World cinema is an invaluable way to develop empathy. It transports us to places we may never get to visit. Likewise, it shows distinct stories from creators who grew up in distinct sociocultural settings. One of those stories is System Crashers, which is Germany’s official entry to the 92nd Academy Awards.
It’s difficult to explain the film in one word. But that’s exactly the point: The film explores themes that shouldn’t be reduced to a single term. And if you’ve seen Todd Phillips’ Joker, you may want to check this out — or perhaps avoid it.
More Unnerving Than ‘Joker’
Joker is worthy of praise for many reasons. It has great visuals that elevate the Joker’s state of mind. The shots are filled with color and we can see how lived-in Gotham is. Furthermore, a haunting score helps audiences empathize with someone as terrifying as the Joker.

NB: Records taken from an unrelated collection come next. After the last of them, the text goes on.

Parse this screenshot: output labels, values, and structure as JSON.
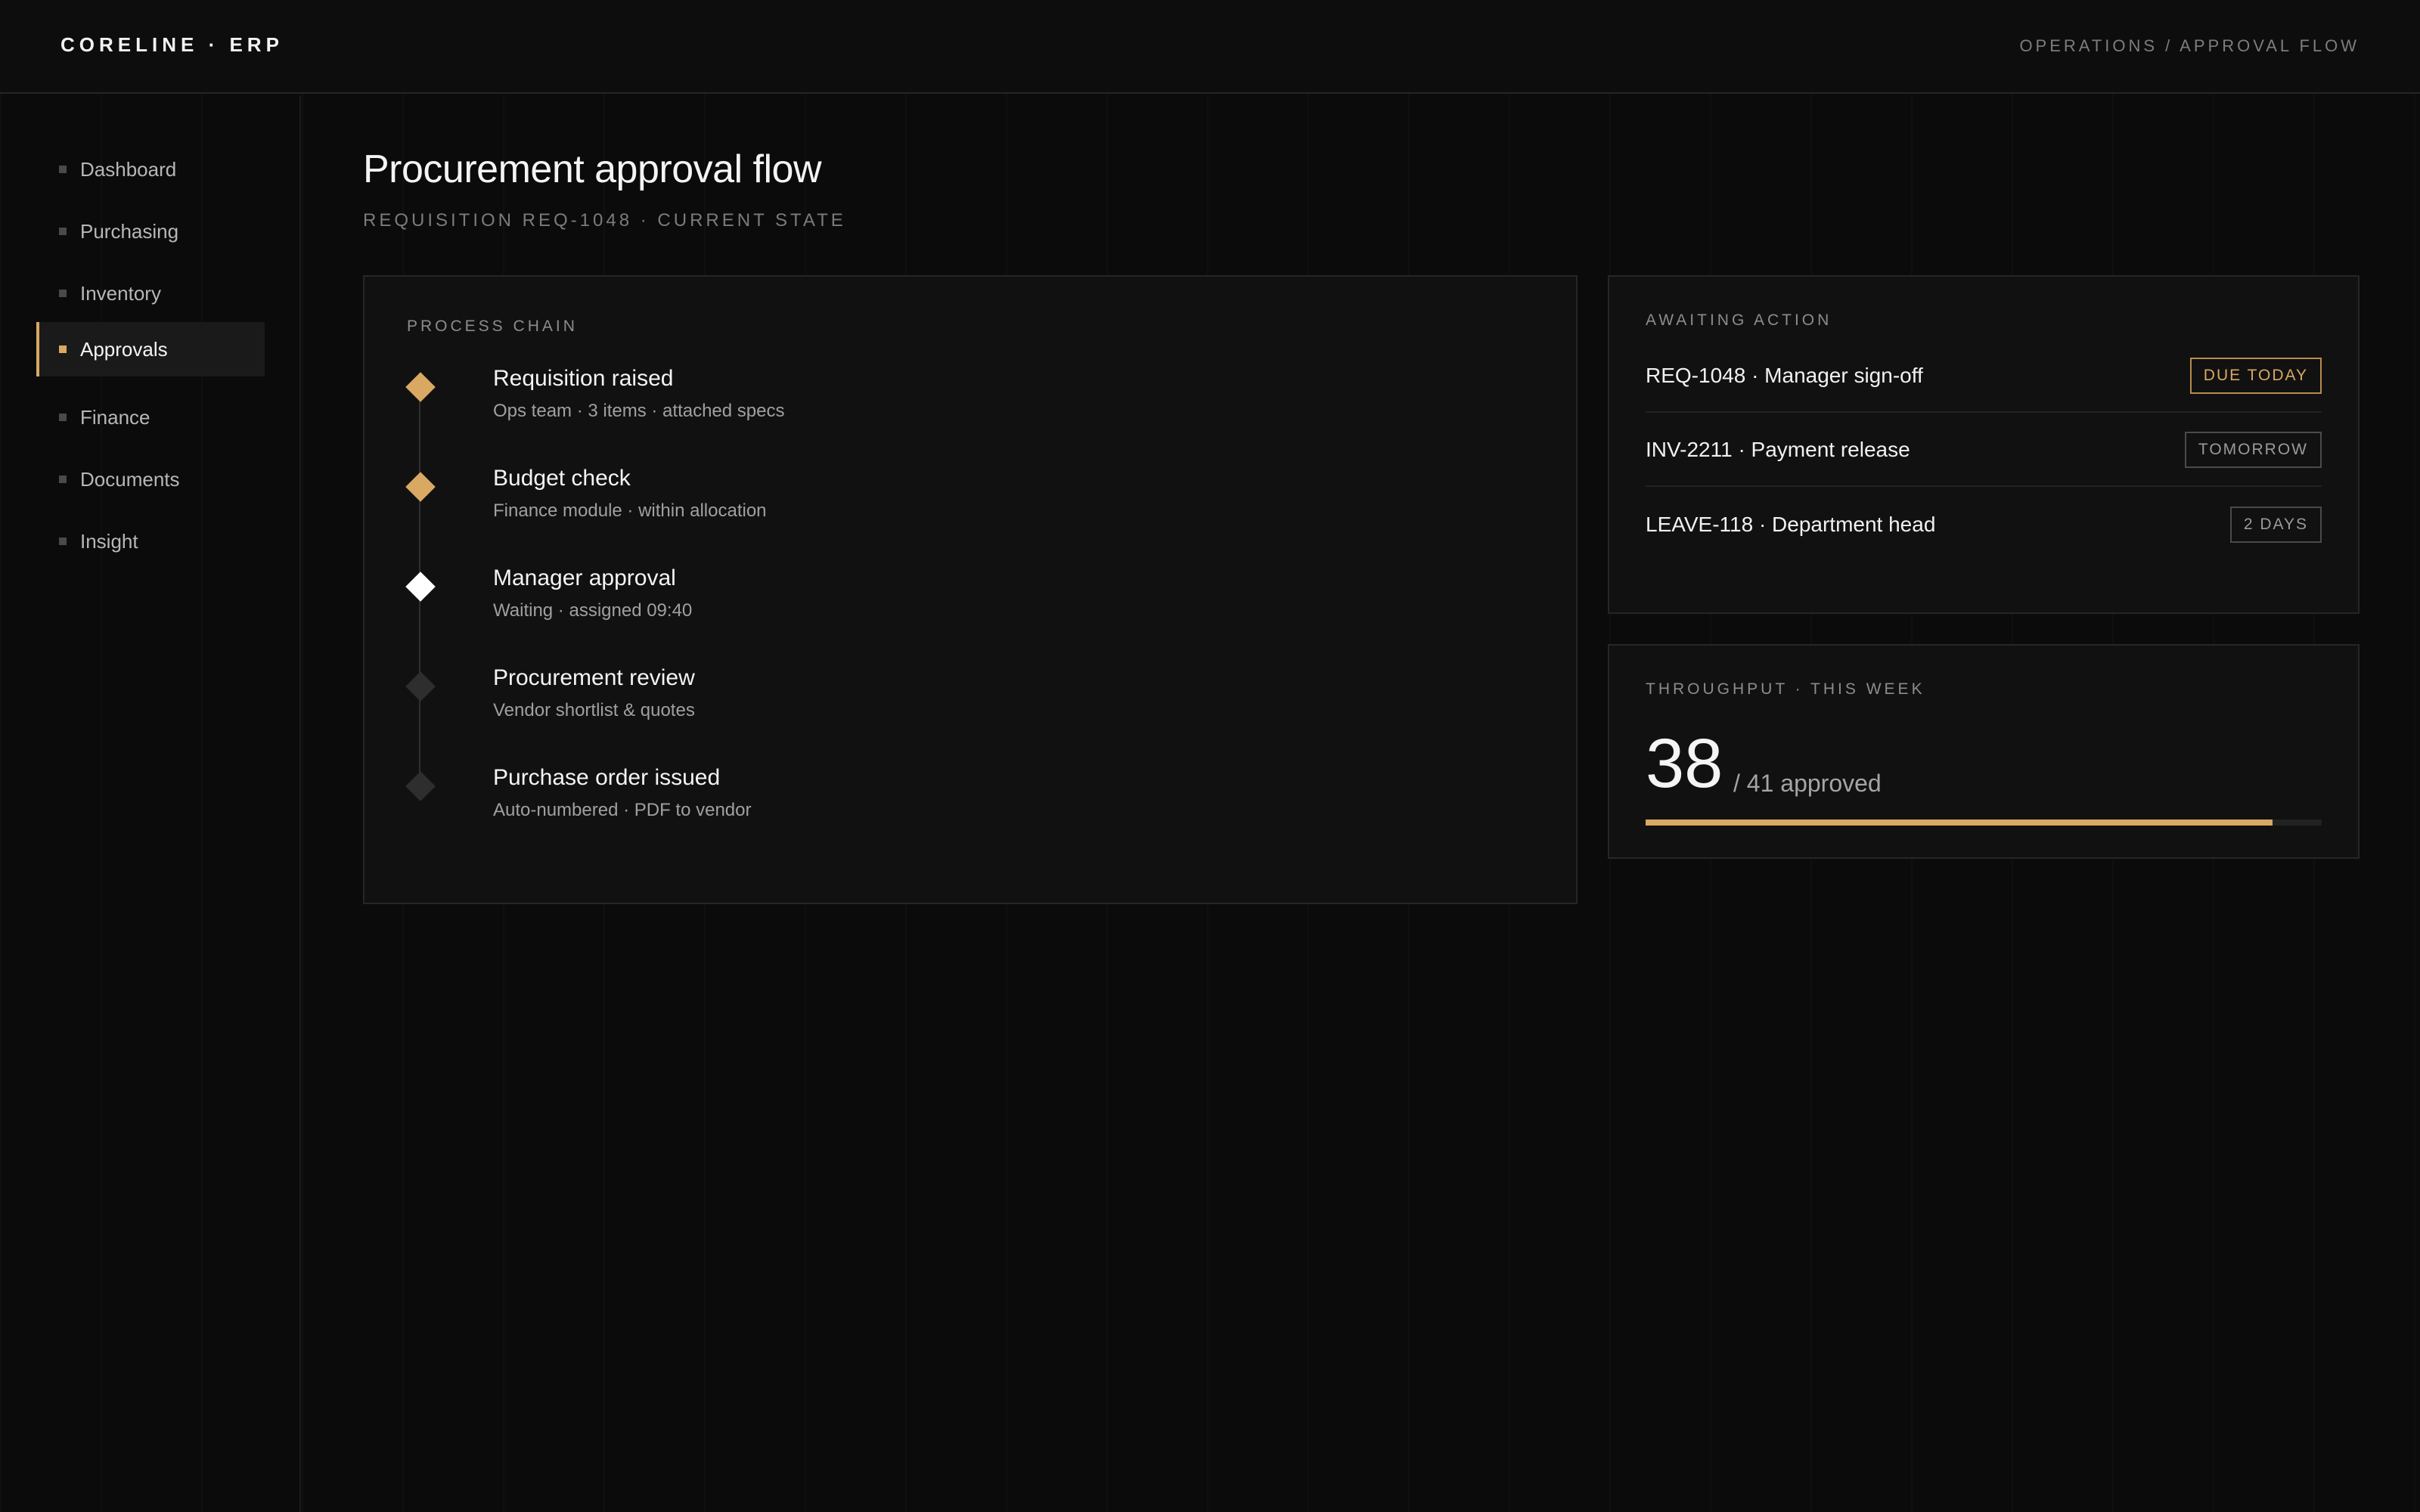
{
  "app": {
    "brand": "CORELINE · ERP",
    "breadcrumb": "OPERATIONS / APPROVAL FLOW"
  },
  "sidebar": {
    "items": [
      {
        "label": "Dashboard",
        "active": false
      },
      {
        "label": "Purchasing",
        "active": false
      },
      {
        "label": "Inventory",
        "active": false
      },
      {
        "label": "Approvals",
        "active": true
      },
      {
        "label": "Finance",
        "active": false
      },
      {
        "label": "Documents",
        "active": false
      },
      {
        "label": "Insight",
        "active": false
      }
    ]
  },
  "page": {
    "title": "Procurement approval flow",
    "subtitle": "REQUISITION REQ-1048 · CURRENT STATE"
  },
  "process_chain": {
    "label": "PROCESS CHAIN",
    "steps": [
      {
        "title": "Requisition raised",
        "detail": "Ops team · 3 items · attached specs",
        "state": "done"
      },
      {
        "title": "Budget check",
        "detail": "Finance module · within allocation",
        "state": "done"
      },
      {
        "title": "Manager approval",
        "detail": "Waiting · assigned 09:40",
        "state": "current"
      },
      {
        "title": "Procurement review",
        "detail": "Vendor shortlist & quotes",
        "state": "pending"
      },
      {
        "title": "Purchase order issued",
        "detail": "Auto-numbered · PDF to vendor",
        "state": "pending"
      }
    ]
  },
  "awaiting": {
    "label": "AWAITING ACTION",
    "items": [
      {
        "text": "REQ-1048 · Manager sign-off",
        "badge": "DUE TODAY"
      },
      {
        "text": "INV-2211 · Payment release",
        "badge": "TOMORROW"
      },
      {
        "text": "LEAVE-118 · Department head",
        "badge": "2 DAYS"
      }
    ]
  },
  "throughput": {
    "label": "THROUGHPUT · THIS WEEK",
    "approved": "38",
    "rest": "/ 41 approved",
    "progress_fraction": 0.927
  },
  "colors": {
    "accent": "#d9a862",
    "current": "#ffffff",
    "pending": "#2e2e2e",
    "background": "#0b0b0b",
    "card": "#111111"
  }
}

So what makes System Crasher and Joker similar? These two movies address the problems surrounding mental and emotional health. In Joker, Joaquin Phoenix plays Arthur Fleck. He crumbles under the weight of his childhood trauma and an uncaring society — one that won’t even fund therapy services.
In System Crasher, Helena Zengel’s character is Benni. Like Fleck, she’s suffering from childhood trauma. We don’t know what exactly happened to her, but we see its severe effects. Everyone in the movie wants Benni to recover. But there are no available options to help her in the long run.

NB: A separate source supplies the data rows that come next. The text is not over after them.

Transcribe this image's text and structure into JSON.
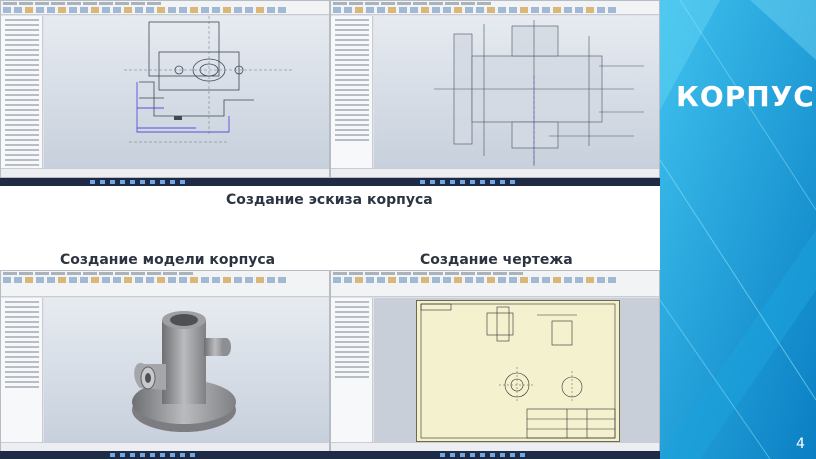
{
  "slide": {
    "title": "КОРПУС",
    "page_number": "4",
    "accent_color": "#2bb4e6",
    "panel_color": "#0e8fd0"
  },
  "captions": {
    "sketch": "Создание эскиза корпуса",
    "model": "Создание модели корпуса",
    "drawing": "Создание чертежа"
  },
  "screenshots": [
    {
      "id": "sketch-left",
      "content": "sketch-view"
    },
    {
      "id": "sketch-right",
      "content": "sketch-view"
    },
    {
      "id": "model",
      "content": "3d-model"
    },
    {
      "id": "drawing",
      "content": "drawing-sheet"
    }
  ]
}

If you’ve seen Joker, you know how intense it is to witness someone breaking down. Some may close their eyes while others can’t help but face the screen. With System Crasher, it feels all too real. Benni doesn’t hail from a comic book series. The movie portrays her as someone that does exist in our world.
Dealing with a Complex Issue

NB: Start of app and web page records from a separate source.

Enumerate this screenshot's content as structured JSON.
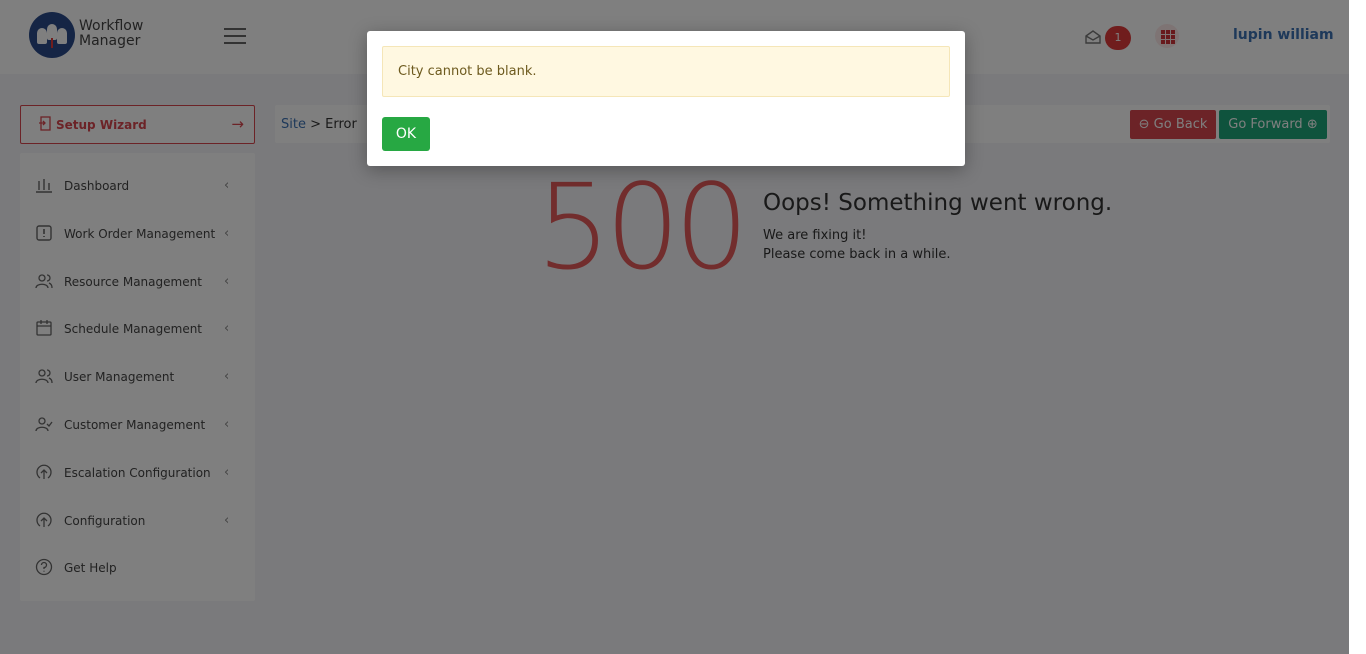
{
  "app": {
    "brand_line1": "Workflow",
    "brand_line2": "Manager"
  },
  "header": {
    "notification_count": "1",
    "user_name": "lupin william"
  },
  "sidebar": {
    "wizard_label": "Setup Wizard",
    "items": [
      {
        "label": "Dashboard",
        "icon": "chart-icon"
      },
      {
        "label": "Work Order Management",
        "icon": "work-order-icon"
      },
      {
        "label": "Resource Management",
        "icon": "users-icon"
      },
      {
        "label": "Schedule Management",
        "icon": "calendar-icon"
      },
      {
        "label": "User Management",
        "icon": "users-icon"
      },
      {
        "label": "Customer Management",
        "icon": "user-check-icon"
      },
      {
        "label": "Escalation Configuration",
        "icon": "upload-icon"
      },
      {
        "label": "Configuration",
        "icon": "upload-icon"
      },
      {
        "label": "Get Help",
        "icon": "help-icon"
      }
    ]
  },
  "breadcrumb": {
    "link": "Site",
    "separator": ">",
    "current": "Error"
  },
  "actions": {
    "back_label": "Go Back",
    "forward_label": "Go Forward"
  },
  "error": {
    "code": "500",
    "title": "Oops! Something went wrong.",
    "line1": "We are fixing it!",
    "line2": "Please come back in a while."
  },
  "modal": {
    "message": "City cannot be blank.",
    "ok_label": "OK"
  },
  "colors": {
    "accent_red": "#d9464e",
    "accent_green": "#1fa67a",
    "ok_green": "#27a843",
    "link_blue": "#3d72b4"
  }
}
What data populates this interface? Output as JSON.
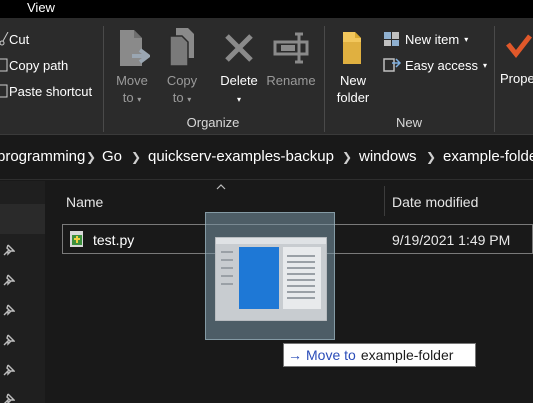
{
  "tabs": {
    "view": "View"
  },
  "clipboard": {
    "cut": "Cut",
    "copy_path": "Copy path",
    "paste_shortcut": "Paste shortcut"
  },
  "organize": {
    "group_label": "Organize",
    "move_to": [
      "Move",
      "to"
    ],
    "copy_to": [
      "Copy",
      "to"
    ],
    "delete": "Delete",
    "rename": "Rename"
  },
  "new_group": {
    "group_label": "New",
    "new_folder": [
      "New",
      "folder"
    ],
    "new_item": "New item",
    "easy_access": "Easy access"
  },
  "open_group": {
    "properties": "Prope"
  },
  "address": {
    "crumbs": [
      "programming",
      "Go",
      "quickserv-examples-backup",
      "windows",
      "example-folder"
    ]
  },
  "list": {
    "columns": {
      "name": "Name",
      "date": "Date modified"
    },
    "rows": [
      {
        "name": "test.py",
        "date": "9/19/2021 1:49 PM"
      }
    ]
  },
  "drag": {
    "verb": "Move to",
    "target": "example-folder"
  },
  "colors": {
    "accent": "#1e78d6",
    "tooltip_verb": "#2a4cb8"
  }
}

System Crasher makes you feel queasy because it confronts its themes straightforwardly. It doesn’t rely on an obscure representation. There’s no need for vague symbolism. Instead, it shows a child dealing with something even adults shouldn’t experience. It’s a tough look at reality.
But make no mistake: The film attempts to save people like Benni. It doesn’t give up on individuals who hurt others and themselves. System Crasher is aware of how people who are in pain need the most care and attention. Yet it also acknowledges the social and scientific limitations of the available options.
Excellent Lead Performances
The movie wouldn’t be so effective without Helene Zengel and Albrecht Schuch. The former is so good at being Benni. You’d wonder if she’s tapping from a similar real-life experience. Likewise, the latter also acts in a way that makes you understand his share of emotional problems.
Both characters need help — and they try to help each other. Yet the circumstances are far too much for either of them to handle. You want them to get better, but it doesn’t always work out for everyone.
You may not like the inconclusive finale. But even the choice of director Nora Fingscheidt to end the film this way reflects real-world shortcomings. System Crasher works because it highlights how some solutions don’t work for everyone.